On Tuesday 2 February 2021, the All-Party Parliamentary Group on Women, Peace and Security (APPG-WPS) hosted an event titled “Peacebuilding and Women and Girls’ Rights in Libya”, chaired by Baroness Fiona Hodgson, Co-chair of the APPG-WPS. This event allowed us to discuss and hear about the challenges that women peacebuilders and women human rights defenders face in Libya, as well as the devastating impact that this had had on women and girls’ rights. The event also explored the role of the international community and in particular the UK Government in supporting women peacebuilders and activists in Libya.
The event heard from: Dr Rida Al Tubuly, Director of Together We Build It (TWBI); Elham Saudi, Co-founder and Director of Lawyers for Justice in Libya and Nicholas Hopton, Her Majesty’s Ambassador for Libya.
Dr Rida Al Tubuly began by discussing the situation in Libya and what militarisation means for women and girls. She noted that women and girls are disproportionally impacted by war but are also absent from peacebuilding processes. Dr Rida also addressed the challenges and dangers that women human rights defenders and women peacebuilders face in society for the crucial work that they do but are unable to report threats or seek protection due to the absence of justice and rule of law. We also heard about the work that TWBI is doing in raising awareness about the importance of Libyan women and girls’ access and participation in society.
We also heard from Elham Saudi, who is currently participating in the Libyan Political Dialogue Forum. Elham shared her experiences of participating in such peace or dialogue processes where women are typically excluded or face hostility and threats to their lives for participating. Elham also discussed the shrinking of civil society space and the critical need for direct funding for Libyan activists and grassroots actors, as funding via international actors does not reach those who need it.

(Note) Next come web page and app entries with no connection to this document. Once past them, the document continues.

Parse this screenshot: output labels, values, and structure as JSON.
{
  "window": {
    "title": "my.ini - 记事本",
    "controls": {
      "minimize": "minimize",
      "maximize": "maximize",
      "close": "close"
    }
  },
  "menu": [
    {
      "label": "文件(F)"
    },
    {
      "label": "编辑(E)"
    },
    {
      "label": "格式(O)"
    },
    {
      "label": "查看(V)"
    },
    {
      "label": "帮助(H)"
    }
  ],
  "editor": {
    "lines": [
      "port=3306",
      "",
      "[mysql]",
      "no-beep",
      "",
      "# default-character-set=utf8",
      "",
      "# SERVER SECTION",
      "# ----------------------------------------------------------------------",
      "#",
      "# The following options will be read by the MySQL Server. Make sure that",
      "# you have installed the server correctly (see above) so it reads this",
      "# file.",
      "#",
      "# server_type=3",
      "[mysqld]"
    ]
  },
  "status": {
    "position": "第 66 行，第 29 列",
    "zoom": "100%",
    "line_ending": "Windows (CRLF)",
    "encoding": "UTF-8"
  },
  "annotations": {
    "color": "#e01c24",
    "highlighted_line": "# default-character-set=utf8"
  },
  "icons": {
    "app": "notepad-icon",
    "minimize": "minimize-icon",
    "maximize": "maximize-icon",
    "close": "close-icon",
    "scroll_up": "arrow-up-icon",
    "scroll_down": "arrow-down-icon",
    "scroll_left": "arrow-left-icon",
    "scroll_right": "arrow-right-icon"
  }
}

Lastly, Her Majesty’s Ambassador for Libya, Nicholas Hopton spoke from the perspective of the UK’s work in Libya. His Excellency spoke about the fact that the UK is committed to the Women, Peace and Security agenda, particularly in relation to Libya as it is one of the UK National Action Plan on Women, Peace and Security’s focus countries. He gave various examples of the work which the UK is doing in Libya, such as the efforts to protect and promote women peacebuilders, targeted scholarships to ensure access to education, and supporting women in local social peace committees.

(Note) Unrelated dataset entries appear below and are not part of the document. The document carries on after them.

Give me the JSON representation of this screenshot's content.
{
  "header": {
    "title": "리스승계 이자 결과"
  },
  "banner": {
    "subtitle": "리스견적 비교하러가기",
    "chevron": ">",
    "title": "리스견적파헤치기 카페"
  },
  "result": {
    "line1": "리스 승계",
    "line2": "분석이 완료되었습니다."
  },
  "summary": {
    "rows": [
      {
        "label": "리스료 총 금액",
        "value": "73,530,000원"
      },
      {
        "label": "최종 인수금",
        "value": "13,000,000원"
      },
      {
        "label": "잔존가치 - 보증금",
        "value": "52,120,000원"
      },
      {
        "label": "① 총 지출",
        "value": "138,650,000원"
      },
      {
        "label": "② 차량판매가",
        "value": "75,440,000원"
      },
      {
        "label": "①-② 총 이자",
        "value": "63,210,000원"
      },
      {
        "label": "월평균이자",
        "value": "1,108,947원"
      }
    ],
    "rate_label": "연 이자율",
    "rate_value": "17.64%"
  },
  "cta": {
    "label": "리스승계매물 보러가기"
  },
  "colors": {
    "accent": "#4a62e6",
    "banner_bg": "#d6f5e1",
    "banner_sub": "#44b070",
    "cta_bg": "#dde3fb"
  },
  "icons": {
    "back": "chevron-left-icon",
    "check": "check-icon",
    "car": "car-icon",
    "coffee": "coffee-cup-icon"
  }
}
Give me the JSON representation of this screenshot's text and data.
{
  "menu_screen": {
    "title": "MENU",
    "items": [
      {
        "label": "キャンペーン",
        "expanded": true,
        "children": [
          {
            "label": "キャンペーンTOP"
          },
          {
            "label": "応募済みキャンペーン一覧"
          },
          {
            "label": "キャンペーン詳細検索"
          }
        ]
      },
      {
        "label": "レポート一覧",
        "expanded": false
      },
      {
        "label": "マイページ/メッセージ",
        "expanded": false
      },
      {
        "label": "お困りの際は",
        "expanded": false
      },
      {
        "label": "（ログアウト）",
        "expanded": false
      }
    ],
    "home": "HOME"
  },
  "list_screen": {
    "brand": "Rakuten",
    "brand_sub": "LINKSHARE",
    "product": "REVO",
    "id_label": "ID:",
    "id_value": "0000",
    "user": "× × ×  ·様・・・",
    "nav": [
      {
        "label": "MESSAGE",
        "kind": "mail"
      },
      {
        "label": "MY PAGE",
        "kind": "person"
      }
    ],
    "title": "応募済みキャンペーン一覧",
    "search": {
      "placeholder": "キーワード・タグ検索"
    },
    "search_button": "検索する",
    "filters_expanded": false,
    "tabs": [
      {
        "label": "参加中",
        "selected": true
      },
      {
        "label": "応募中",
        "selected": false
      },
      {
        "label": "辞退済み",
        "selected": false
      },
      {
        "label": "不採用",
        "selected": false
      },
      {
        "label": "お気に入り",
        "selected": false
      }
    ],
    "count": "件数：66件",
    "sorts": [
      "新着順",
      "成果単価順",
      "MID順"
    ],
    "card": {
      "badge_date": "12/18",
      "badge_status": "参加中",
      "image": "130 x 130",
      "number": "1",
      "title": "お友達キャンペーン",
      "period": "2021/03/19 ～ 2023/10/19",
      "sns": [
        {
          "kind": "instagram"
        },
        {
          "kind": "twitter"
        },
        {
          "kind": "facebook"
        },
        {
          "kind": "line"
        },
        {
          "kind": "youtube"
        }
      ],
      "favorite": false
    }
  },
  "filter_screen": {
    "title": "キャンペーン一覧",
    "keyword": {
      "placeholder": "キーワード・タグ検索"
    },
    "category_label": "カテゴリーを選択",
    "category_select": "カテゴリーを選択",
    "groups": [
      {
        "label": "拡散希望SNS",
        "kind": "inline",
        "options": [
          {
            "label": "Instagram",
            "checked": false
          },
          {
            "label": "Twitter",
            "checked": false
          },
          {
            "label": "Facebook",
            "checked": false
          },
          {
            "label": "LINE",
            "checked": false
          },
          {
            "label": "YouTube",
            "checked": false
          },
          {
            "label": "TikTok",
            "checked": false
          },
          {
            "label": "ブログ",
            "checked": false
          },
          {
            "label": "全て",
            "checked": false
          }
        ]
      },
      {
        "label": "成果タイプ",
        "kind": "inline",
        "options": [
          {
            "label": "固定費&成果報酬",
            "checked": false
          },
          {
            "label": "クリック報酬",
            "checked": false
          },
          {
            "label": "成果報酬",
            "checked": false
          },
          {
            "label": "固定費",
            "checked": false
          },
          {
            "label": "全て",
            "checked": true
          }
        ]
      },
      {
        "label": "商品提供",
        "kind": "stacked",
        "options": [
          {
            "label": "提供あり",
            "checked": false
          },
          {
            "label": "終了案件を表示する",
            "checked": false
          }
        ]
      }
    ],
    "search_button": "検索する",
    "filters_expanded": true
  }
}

In the Q&A session, speakers were asked about the progress that the UK and the international community has made in supporting peacebuilding, human rights and gender equality in Libya, to which the speakers reflected on the need for resourcing for local civil society in Libya, closing the gap between women who are doing work at community level and the high level decision making processes as well as the importance of ensuring advocacy for the inclusion of women in political processes. The event provided an excellent opportunity to learn and reflect on peacebuilding and gender equality in Libya.